“…when we judge things to be ‘true’ or ‘false,’ there cannot be a standpoint outside of this instinctual behavior; only varying degrees of overwhelming strength, feelings of pleasure and displeasure, sufficiency and force of habit can be differentiated. Nietzsche reviewed the complex history of truth once again from this perspective. When new knowledge enters the picture, a ‘vortex’ throws the usual and accustomed truths into question. This situation remains relatively benign as long as it stays on the level of purely intellectual uncertainty and innovations. But when it becomes the kind of knowledge that intrudes on the life and customs of a culture, and when people have incorporated aspects of previous knowledge to contend with, a struggle arises for new incorporation. In the process, the new insights can be regarded as ‘madness’ (The Gay Science, aphorism 76) and face adamant opposition because they blatantly challenge the conditions of life of an entire culture without offering an appealing alternative of being strong enough to accomplish incorporation on their own. Thus, incorporation implies that the truth of truth is its strength to render itself true. Truth is confirmed in the process of incorporation.” (pp. 240 – 241)

“Nietzsche always maintained an indisputable standard for judgment. For him, the formation of ideas was a matter not just of creating images but of forging paths to (self-)knowledge. An idea struck him as ‘true’ if it brought together meaning and style to constitute a unit that was sufficiently strong and lively to endure his often unbearable pain and provide a vital counterbalance to it.” (page 242)

“Aphorism 324, a virtually programmatic explication of the title The Gay Science, declares: “No! Life has not disappointed me! Quite the contrary; with each passing year I find it truer, more desirable, and more mysterious – ever since the day when the great liberator came to me, the idea that life could be an experiment for the seeker of knowledge – and not a duty, not a disaster, not a deception! – As for knowledge itself: for others it may well be something different, for instance, a bed or way to a bed, or a form of entertainment, or leisure – for me it is a world of dangers and victories in which heroic feelings also have their dance floors and playgrounds. – ‘Life as a means to knowledge’ – with this principle in our hearts, we can not only live boldly, but even live joyously and laugh joyously.” (page 243)

Safranski’s summary of The Gay Science comes back to its beginning.

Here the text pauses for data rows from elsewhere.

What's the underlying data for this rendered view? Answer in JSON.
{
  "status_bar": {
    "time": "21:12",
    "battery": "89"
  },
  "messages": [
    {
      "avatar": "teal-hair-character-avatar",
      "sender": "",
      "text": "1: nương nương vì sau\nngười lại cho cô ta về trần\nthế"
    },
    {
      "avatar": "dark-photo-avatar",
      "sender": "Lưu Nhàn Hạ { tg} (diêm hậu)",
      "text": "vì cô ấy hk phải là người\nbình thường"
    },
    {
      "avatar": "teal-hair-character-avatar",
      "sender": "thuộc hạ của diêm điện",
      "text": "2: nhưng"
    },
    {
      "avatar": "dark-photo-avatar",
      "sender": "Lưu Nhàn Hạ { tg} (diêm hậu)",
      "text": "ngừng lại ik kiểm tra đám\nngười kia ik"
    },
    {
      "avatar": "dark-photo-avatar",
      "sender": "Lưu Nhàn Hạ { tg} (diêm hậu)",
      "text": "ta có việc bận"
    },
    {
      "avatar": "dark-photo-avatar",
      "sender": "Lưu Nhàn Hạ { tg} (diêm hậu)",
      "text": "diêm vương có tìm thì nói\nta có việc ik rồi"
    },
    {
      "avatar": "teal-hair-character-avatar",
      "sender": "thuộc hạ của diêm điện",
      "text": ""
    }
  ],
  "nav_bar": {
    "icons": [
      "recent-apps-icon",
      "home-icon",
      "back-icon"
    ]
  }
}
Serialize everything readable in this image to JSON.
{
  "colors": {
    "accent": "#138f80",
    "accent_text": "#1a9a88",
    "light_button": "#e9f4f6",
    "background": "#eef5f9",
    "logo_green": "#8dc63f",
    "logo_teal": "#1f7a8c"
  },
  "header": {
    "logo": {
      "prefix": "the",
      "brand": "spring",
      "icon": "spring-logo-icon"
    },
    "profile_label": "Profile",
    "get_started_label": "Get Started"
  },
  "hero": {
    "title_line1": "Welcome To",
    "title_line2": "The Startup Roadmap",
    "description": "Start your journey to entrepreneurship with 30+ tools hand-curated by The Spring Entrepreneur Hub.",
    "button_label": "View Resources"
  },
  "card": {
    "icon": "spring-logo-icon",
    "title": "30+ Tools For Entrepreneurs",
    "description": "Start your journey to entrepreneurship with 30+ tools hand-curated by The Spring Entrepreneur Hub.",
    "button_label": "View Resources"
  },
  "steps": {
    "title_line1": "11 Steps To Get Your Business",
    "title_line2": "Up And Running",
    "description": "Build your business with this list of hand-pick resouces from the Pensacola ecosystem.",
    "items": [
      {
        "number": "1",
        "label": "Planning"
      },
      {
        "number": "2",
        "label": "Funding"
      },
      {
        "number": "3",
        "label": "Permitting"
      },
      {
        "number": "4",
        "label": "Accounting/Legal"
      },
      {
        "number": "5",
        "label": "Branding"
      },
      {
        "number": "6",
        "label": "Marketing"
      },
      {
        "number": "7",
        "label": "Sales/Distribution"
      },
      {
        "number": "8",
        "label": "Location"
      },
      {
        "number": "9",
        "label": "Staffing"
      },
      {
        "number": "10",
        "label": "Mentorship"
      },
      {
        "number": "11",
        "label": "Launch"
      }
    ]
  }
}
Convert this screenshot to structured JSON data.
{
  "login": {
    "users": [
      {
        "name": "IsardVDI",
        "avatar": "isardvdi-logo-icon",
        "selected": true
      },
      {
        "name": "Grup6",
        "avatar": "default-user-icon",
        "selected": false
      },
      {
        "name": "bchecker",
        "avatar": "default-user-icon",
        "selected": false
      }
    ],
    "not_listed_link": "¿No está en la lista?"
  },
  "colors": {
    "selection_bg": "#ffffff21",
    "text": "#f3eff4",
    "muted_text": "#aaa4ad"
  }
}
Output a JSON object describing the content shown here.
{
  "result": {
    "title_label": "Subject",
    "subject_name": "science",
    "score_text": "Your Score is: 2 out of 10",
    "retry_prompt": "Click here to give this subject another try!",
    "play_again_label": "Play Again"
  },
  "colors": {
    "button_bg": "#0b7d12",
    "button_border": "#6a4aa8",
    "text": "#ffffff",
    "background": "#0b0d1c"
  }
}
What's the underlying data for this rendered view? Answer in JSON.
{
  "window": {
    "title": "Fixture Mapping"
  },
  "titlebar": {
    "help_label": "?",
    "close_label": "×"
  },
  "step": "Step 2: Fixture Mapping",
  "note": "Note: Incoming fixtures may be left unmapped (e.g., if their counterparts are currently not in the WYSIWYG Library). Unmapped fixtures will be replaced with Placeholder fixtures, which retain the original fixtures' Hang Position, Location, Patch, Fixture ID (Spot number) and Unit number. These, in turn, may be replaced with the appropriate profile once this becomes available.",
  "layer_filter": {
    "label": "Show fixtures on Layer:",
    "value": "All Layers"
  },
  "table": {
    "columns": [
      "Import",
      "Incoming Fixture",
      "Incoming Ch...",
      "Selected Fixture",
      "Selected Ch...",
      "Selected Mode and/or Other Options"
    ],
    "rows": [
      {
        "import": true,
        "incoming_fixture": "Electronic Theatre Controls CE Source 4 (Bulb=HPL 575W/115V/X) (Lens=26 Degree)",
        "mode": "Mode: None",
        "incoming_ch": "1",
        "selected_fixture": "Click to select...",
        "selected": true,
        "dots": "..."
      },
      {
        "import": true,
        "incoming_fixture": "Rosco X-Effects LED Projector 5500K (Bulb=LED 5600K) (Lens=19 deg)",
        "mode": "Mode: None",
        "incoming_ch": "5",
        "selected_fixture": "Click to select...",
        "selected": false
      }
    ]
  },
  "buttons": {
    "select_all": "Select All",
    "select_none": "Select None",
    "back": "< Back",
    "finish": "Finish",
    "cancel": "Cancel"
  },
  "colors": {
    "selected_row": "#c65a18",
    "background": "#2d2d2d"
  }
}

From its composition in a “state of bliss” to its declaration to “live joyously” Nietzsche was plumbing the depths of human existence. And he was happy. For me, this is a fundamental Nietzschean understanding of human reality. The yawning abyss meets “Don’t Worry, Be Happy.” Find that in yourself and you will have found the still developing mind of Friedrich Nietzsche.